US financial regulator the Securities and Exchange Commission (SEC) received an order to freeze the assets of Dominic Lacroix this week in an ongoing action to enforce previous securities fraud charges related to his PlexCorps company and its PlexCoin initial coin offering (ICO) in December.
Lacroix was alleged to have used secret bank accounts to dump assets from the ICO that raised up to $15m from thousands of investors, the SEC originally reported in December. The ICO had falsely promised a 13-fold profit in less than a month.
Full-fledged cyber scam
Lacroix, who had previously violated securities laws in Quebec, Canada, was charged with selling PlexCoin securities across the US and the SEC said the case had all the characteristics of a “full-fledged cyber scam”. Lacroix’s partner Sabrina Paradis-Royer was also charged with fraud.
The additional action was ordered so the SEC can collect interest and other penalties related to the PlexCoin ICO – launched in August 2017.
The action highlighted the growing concern over scam ICOs. They look like the real deal, but some make promises of profits that are hard to believe.
“We acted quickly to protect retail investors from this initial coin offering’s false promises,” the SEC said following the initial charges against Lacroix.
SEC ICO advice
Last month, the SEC set up the HoweyCoins ICO promotion page – its own example of a fraudulent offering – to alert investors about what to look out for before investing in an ICO.
“As with any other type of potential investment, if a promoter guarantees returns, if an opportunity sounds too good to be true, or if you are pressured to act quickly, please exercise extreme caution and be aware of the risk that your investment may be lost,” the SEC advised on its page on ICOs.
Risks for retail investors
Nasdaq’s chief executive also weighed in on the ICO theme, telling attendees at the Future of Fintech conference in New York on Wednesday that initial coin offerings posed “serious risks” for retail investors.
Adena Friedman said lack of transparency, regulation and accountability left retail investors at risk of serious fraud.
“To make it no rules at all, when companies can just willy-nilly take people’s money and offer no information at all, with no governance, that sounds to me like you’re taking advantage of people,” she said.
She added that while the SEC requires firms to provide retail investors with the same ICO data as banks and other institutions, the ICO process had “almost no oversight”.
Knives out for ICOs
The knives have been out for ICOs all week.

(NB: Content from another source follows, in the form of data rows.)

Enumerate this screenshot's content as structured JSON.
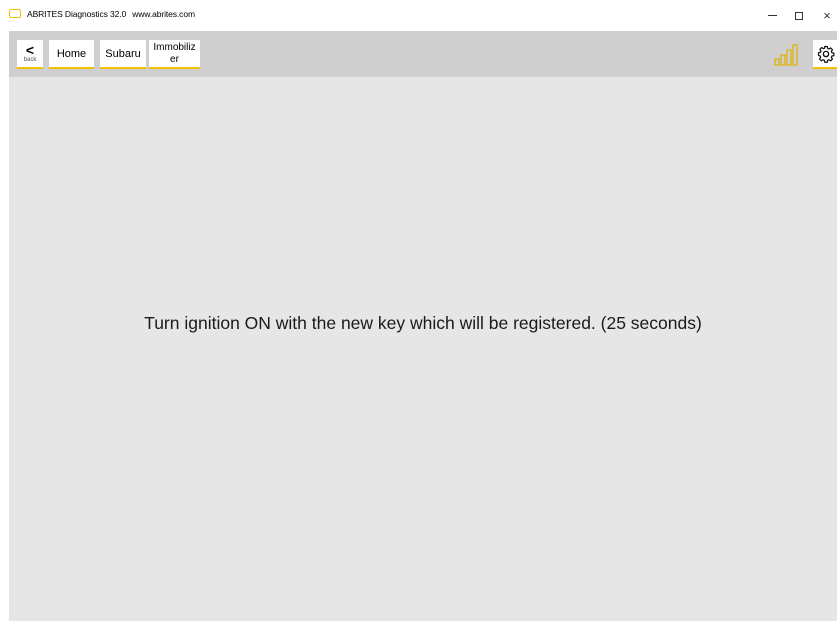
{
  "window": {
    "title": "ABRITES Diagnostics 32.0",
    "url": "www.abrites.com",
    "minimize_icon": "minimize-icon",
    "maximize_icon": "maximize-icon",
    "close_glyph": "×"
  },
  "toolbar": {
    "back_chevron": "<",
    "back_label": "back",
    "breadcrumb": {
      "home_label": "Home",
      "subaru_label": "Subaru",
      "immobilizer_line1": "Immobiliz",
      "immobilizer_line2": "er"
    },
    "signal_icon": "signal-strength-icon",
    "settings_icon": "gear-icon"
  },
  "main": {
    "message": "Turn ignition ON with the new key which will be registered. (25 seconds)"
  },
  "colors": {
    "accent": "#f2c200",
    "toolbar_bg": "#cfcfcf",
    "content_bg": "#e6e6e6"
  }
}
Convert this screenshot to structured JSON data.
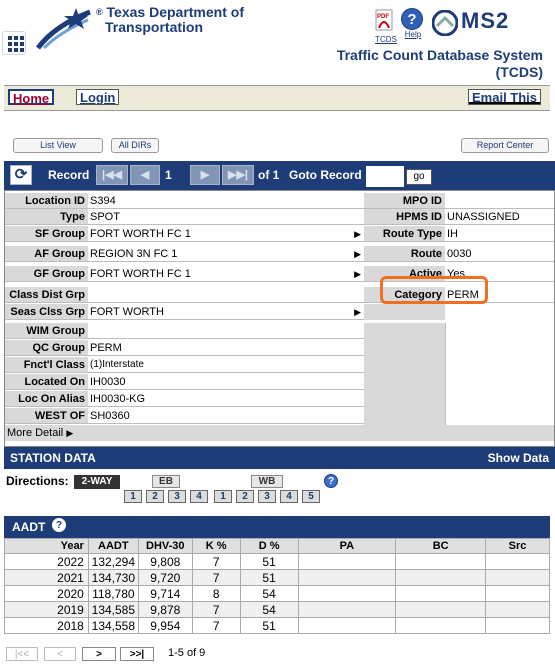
{
  "header": {
    "org_line1": "Texas Department of",
    "org_line2": "Transportation",
    "registered": "®",
    "tcds_icon_label": "TCDS",
    "help_icon_label": "Help",
    "brand": "MS2",
    "system_title_line1": "Traffic Count Database System",
    "system_title_line2": "(TCDS)"
  },
  "nav": {
    "home": "Home",
    "login": "Login",
    "email": "Email This"
  },
  "toolbar": {
    "list_view": "List View",
    "all_dirs": "All DIRs",
    "report_center": "Report Center"
  },
  "record_nav": {
    "label": "Record",
    "current": "1",
    "of_total": "of 1",
    "goto_label": "Goto Record",
    "go_label": "go",
    "goto_value": ""
  },
  "fields": {
    "location_id": {
      "label": "Location ID",
      "value": "S394"
    },
    "type": {
      "label": "Type",
      "value": "SPOT"
    },
    "sf_group": {
      "label": "SF Group",
      "value": "FORT WORTH FC 1"
    },
    "af_group": {
      "label": "AF Group",
      "value": "REGION 3N FC 1"
    },
    "gf_group": {
      "label": "GF Group",
      "value": "FORT WORTH FC 1"
    },
    "class_dist_grp": {
      "label": "Class Dist Grp",
      "value": ""
    },
    "seas_clss_grp": {
      "label": "Seas Clss Grp",
      "value": "FORT WORTH"
    },
    "wim_group": {
      "label": "WIM Group",
      "value": ""
    },
    "qc_group": {
      "label": "QC Group",
      "value": "PERM"
    },
    "fnctl_class": {
      "label": "Fnct'l Class",
      "value": "(1)Interstate"
    },
    "located_on": {
      "label": "Located On",
      "value": "IH0030"
    },
    "loc_on_alias": {
      "label": "Loc On Alias",
      "value": "IH0030-KG"
    },
    "west_of": {
      "label": "WEST OF",
      "value": "SH0360"
    },
    "mpo_id": {
      "label": "MPO ID",
      "value": ""
    },
    "hpms_id": {
      "label": "HPMS ID",
      "value": "UNASSIGNED"
    },
    "route_type": {
      "label": "Route Type",
      "value": "IH"
    },
    "route": {
      "label": "Route",
      "value": "0030"
    },
    "active": {
      "label": "Active",
      "value": "Yes"
    },
    "category": {
      "label": "Category",
      "value": "PERM"
    },
    "more_detail": "More Detail"
  },
  "station": {
    "title": "STATION DATA",
    "show_data": "Show Data",
    "directions_label": "Directions:",
    "two_way": "2-WAY",
    "eb_label": "EB",
    "wb_label": "WB",
    "eb_lanes": [
      "1",
      "2",
      "3",
      "4"
    ],
    "wb_lanes": [
      "1",
      "2",
      "3",
      "4",
      "5"
    ]
  },
  "aadt": {
    "title": "AADT",
    "columns": [
      "Year",
      "AADT",
      "DHV-30",
      "K %",
      "D %",
      "PA",
      "BC",
      "Src"
    ],
    "rows": [
      [
        "2022",
        "132,294",
        "9,808",
        "7",
        "51",
        "",
        "",
        ""
      ],
      [
        "2021",
        "134,730",
        "9,720",
        "7",
        "51",
        "",
        "",
        ""
      ],
      [
        "2020",
        "118,780",
        "9,714",
        "8",
        "54",
        "",
        "",
        ""
      ],
      [
        "2019",
        "134,585",
        "9,878",
        "7",
        "54",
        "",
        "",
        ""
      ],
      [
        "2018",
        "134,558",
        "9,954",
        "7",
        "51",
        "",
        "",
        ""
      ]
    ],
    "pager": {
      "first": "|<<",
      "prev": "<",
      "next": ">",
      "last": ">>|",
      "range": "1-5 of 9"
    }
  },
  "colors": {
    "brand_blue": "#1d3c78",
    "highlight_orange": "#f07020",
    "home_red": "#a0002a"
  },
  "icons": [
    "menu-grid-icon",
    "txdot-star-logo-icon",
    "pdf-icon",
    "help-icon",
    "ms2-logo-icon",
    "refresh-icon",
    "first-icon",
    "prev-icon",
    "next-icon",
    "last-icon",
    "triangle-right-icon"
  ]
}
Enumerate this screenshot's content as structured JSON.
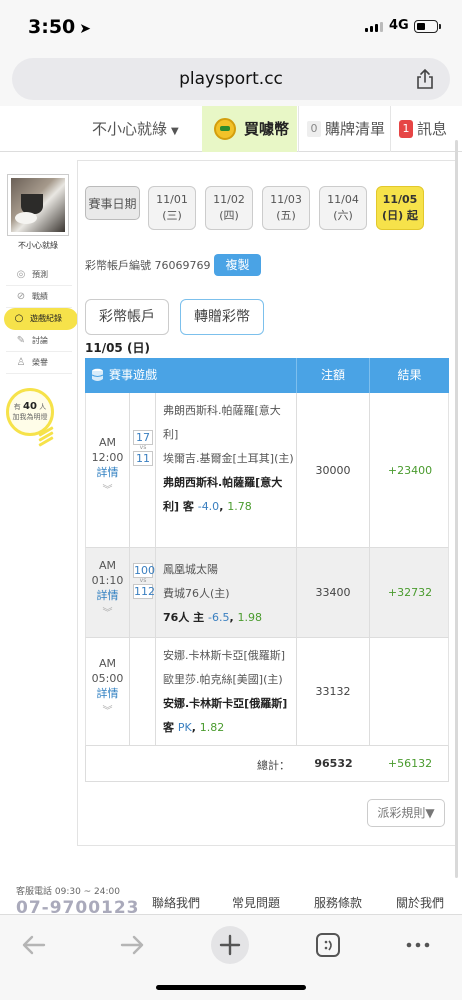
{
  "status": {
    "time": "3:50",
    "network": "4G"
  },
  "browser": {
    "url": "playsport.cc"
  },
  "topnav": {
    "user": "不小心就綠",
    "buy_label": "買噱幣",
    "cart_count": "0",
    "cart_label": "購牌清單",
    "msg_count": "1",
    "msg_label": "訊息"
  },
  "sidebar": {
    "name": "不小心就綠",
    "items": [
      {
        "label": "預測",
        "icon": "target-icon"
      },
      {
        "label": "戰績",
        "icon": "chart-icon"
      },
      {
        "label": "遊戲紀錄",
        "icon": "record-icon"
      },
      {
        "label": "討論",
        "icon": "discussion-icon"
      },
      {
        "label": "榮譽",
        "icon": "honor-icon"
      }
    ],
    "fans_prefix": "有",
    "fans_count": "40",
    "fans_unit": "人",
    "fans_suffix": "加我為明燈"
  },
  "dates": {
    "label": "賽事日期",
    "items": [
      {
        "date": "11/01",
        "day": "(三)"
      },
      {
        "date": "11/02",
        "day": "(四)"
      },
      {
        "date": "11/03",
        "day": "(五)"
      },
      {
        "date": "11/04",
        "day": "(六)"
      },
      {
        "date": "11/05",
        "day": "(日) 起"
      }
    ]
  },
  "account": {
    "label": "彩幣帳戶編號",
    "number": "76069769",
    "copy": "複製"
  },
  "tabs": {
    "coins": "彩幣帳戶",
    "transfer": "轉贈彩幣"
  },
  "day_title": "11/05 (日)",
  "table": {
    "headers": [
      "賽事遊戲",
      "注額",
      "結果"
    ],
    "rows": [
      {
        "ampm": "AM",
        "time": "12:00",
        "detail": "詳情",
        "away_score": "17",
        "home_score": "11",
        "vs": "vs",
        "away": "弗朗西斯科.帕薩羅[意大利]",
        "home": "埃爾吉.基爾金[土耳其](主)",
        "pick_team": "弗朗西斯科.帕薩羅[意大利]",
        "pick_side": "客",
        "handicap": "-4.0",
        "odds": "1.78",
        "stake": "30000",
        "result": "+23400"
      },
      {
        "ampm": "AM",
        "time": "01:10",
        "detail": "詳情",
        "away_score": "100",
        "home_score": "112",
        "vs": "vs",
        "away": "鳳凰城太陽",
        "home": "費城76人(主)",
        "pick_team": "76人",
        "pick_side": "主",
        "handicap": "-6.5",
        "odds": "1.98",
        "stake": "33400",
        "result": "+32732"
      },
      {
        "ampm": "AM",
        "time": "05:00",
        "detail": "詳情",
        "away": "安娜.卡林斯卡亞[俄羅斯]",
        "home": "歐里莎.帕克絲[美國](主)",
        "pick_team": "安娜.卡林斯卡亞[俄羅斯]",
        "pick_side": "客",
        "handicap": "PK",
        "odds": "1.82",
        "stake": "33132",
        "result": ""
      }
    ],
    "total_label": "總計：",
    "total_stake": "96532",
    "total_result": "+56132"
  },
  "rules_button": "派彩規則▼",
  "footer": {
    "hotline_label": "客服電話 09:30 ~ 24:00",
    "hotline_number": "07-9700123",
    "links": [
      "聯絡我們",
      "常見問題",
      "服務條款",
      "關於我們"
    ]
  },
  "colors": {
    "accent_blue": "#4aa3e5",
    "highlight_yellow": "#f6e24a",
    "win_green": "#4a9b2e",
    "buy_bg": "#e8f7c6",
    "badge_red": "#e64545"
  }
}
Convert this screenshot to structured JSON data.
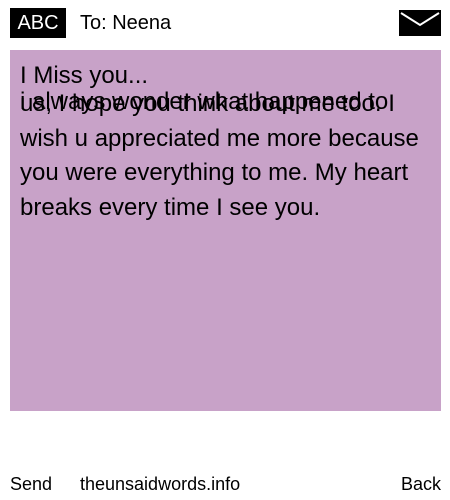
{
  "header": {
    "mode_label": "ABC",
    "recipient": "To: Neena",
    "mail_icon": "envelope-icon"
  },
  "message": {
    "line1": "I Miss you...",
    "overlap_line": "i always wonder what happened to",
    "body": "us, I hope you think about me too. I wish u appreciated me more because you were everything to me. My heart breaks every time I see you.",
    "background_color": "#c8a2c8"
  },
  "footer": {
    "send_label": "Send",
    "site": "theunsaidwords.info",
    "back_label": "Back"
  }
}
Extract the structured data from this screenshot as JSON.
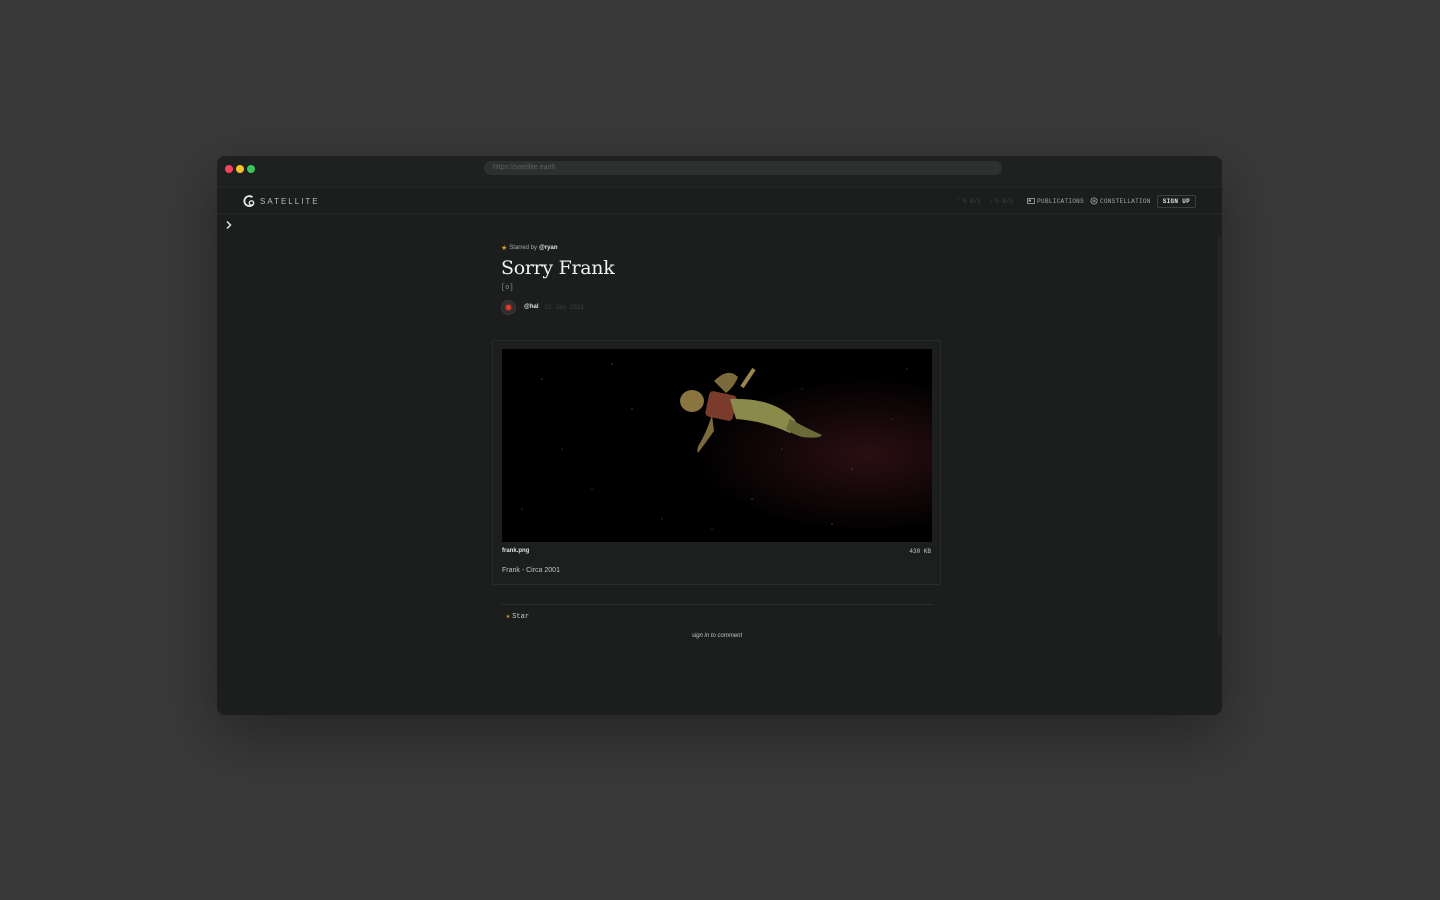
{
  "browser": {
    "url": "https://satellite.earth"
  },
  "nav": {
    "logo_text": "SATELLITE",
    "stat_up": "0 B/s",
    "stat_down": "0 B/s",
    "publications_label": "PUBLICATIONS",
    "constellation_label": "CONSTELLATION",
    "signup_label": "SIGN UP"
  },
  "post": {
    "starred_prefix": "Starred by",
    "starred_user": "@ryan",
    "title": "Sorry Frank",
    "slug": "[o]",
    "author": "@hal",
    "date": "23 Jan 2021"
  },
  "attachment": {
    "file_name": "frank.png",
    "file_size": "430 KB",
    "caption": "Frank - Circa 2001"
  },
  "actions": {
    "star_label": "Star",
    "sign_in_label": "sign in to comment"
  },
  "colors": {
    "page_bg": "#393939",
    "window_bg": "#1c1d1d",
    "star_accent": "#d9a22f",
    "hal_red": "#e33a2c"
  },
  "icons": [
    "satellite-logo-icon",
    "upload-arrow-icon",
    "download-arrow-icon",
    "publications-icon",
    "constellation-icon",
    "chevron-right-icon",
    "star-icon"
  ]
}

John McAfee, anti-virus magnate and crypto-evangelist, said earlier in the week that he was to stop promoting ICO projects due to rising regulatory “threats” from the SEC.
Meanwhile Chicago Board Options Exchange’s markets president Chris Concannon said the ICO market was about to face a “regulatory reckoning” that would result in a slew of class action lawsuits.